  • Who is your account manager(s)
    • By services, products
  • Who is their technical resource
    • By services, products
  • Who are their VARs or partners
    • By services, products
  • Who is your account manager’s boss

You should always try to have your technical resources meet with their technical resource and have your management meet with account manager (and above). Not everyone needs to have a full meetings with everyone else. It is not much value to have your Director, VP or CIO to spend a lot of time with their technical resource or have your technical resource in a 2 hour meeting with their regional account manager.

Don’t abuse your vendor…but also don’t be afraid to fire them

Vendor’s can be a terrific resource and be very helpful beyond even “normal” – of course this depends on your relationship. Don’t abuse them. Even if the product does’t seem to be working the way you want (or were sold) it to – that is rarely the fault of the Account Manager or Service Desk you are calling for support. Your Account Manager can provide faster access to 3rd tier support or even directly to the developers. I’ve even had the head of development fly from Germany over to our office to talk about our technical issues. This can happen, if your relationship is good. They are people, just like you.

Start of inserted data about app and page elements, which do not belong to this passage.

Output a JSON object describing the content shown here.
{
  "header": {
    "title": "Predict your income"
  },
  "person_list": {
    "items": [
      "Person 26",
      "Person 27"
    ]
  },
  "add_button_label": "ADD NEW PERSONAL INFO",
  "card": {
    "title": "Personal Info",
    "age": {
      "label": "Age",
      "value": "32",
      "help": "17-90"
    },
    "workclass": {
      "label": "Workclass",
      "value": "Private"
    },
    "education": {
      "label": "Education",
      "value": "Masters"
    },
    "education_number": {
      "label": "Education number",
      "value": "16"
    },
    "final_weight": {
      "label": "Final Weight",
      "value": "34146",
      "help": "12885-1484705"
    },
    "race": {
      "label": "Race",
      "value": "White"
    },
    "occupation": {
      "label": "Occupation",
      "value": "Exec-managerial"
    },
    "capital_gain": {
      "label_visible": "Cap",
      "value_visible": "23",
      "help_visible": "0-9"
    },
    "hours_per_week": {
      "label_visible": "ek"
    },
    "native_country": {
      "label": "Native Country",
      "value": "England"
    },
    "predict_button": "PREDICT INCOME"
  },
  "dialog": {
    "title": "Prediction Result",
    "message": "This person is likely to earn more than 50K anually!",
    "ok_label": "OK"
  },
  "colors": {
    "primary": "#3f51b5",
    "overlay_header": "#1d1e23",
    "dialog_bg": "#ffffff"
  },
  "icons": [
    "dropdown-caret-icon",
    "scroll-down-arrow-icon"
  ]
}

But also, if they are just not working out, they aren’t really helping you, or being responsive to your requests – fire them. I don’t mean that you just stop doing business with the vendor (although that is an option) I mean, just tell the vendor (usually a regional manager) you don’t want to see that Account Manager anymore. They are off your account. Usually this requires some meetings with a Director, VP or even CIO in your organization with some higher ups in their organization – but if that is what it takes….do it. I’ve done it, and it was worth it.

You want a good relationship, your vendor actually does want a good relationship too. Sometimes, it just doesn’t work out with some personalities, don’t fret about it, just get a new person to deal with.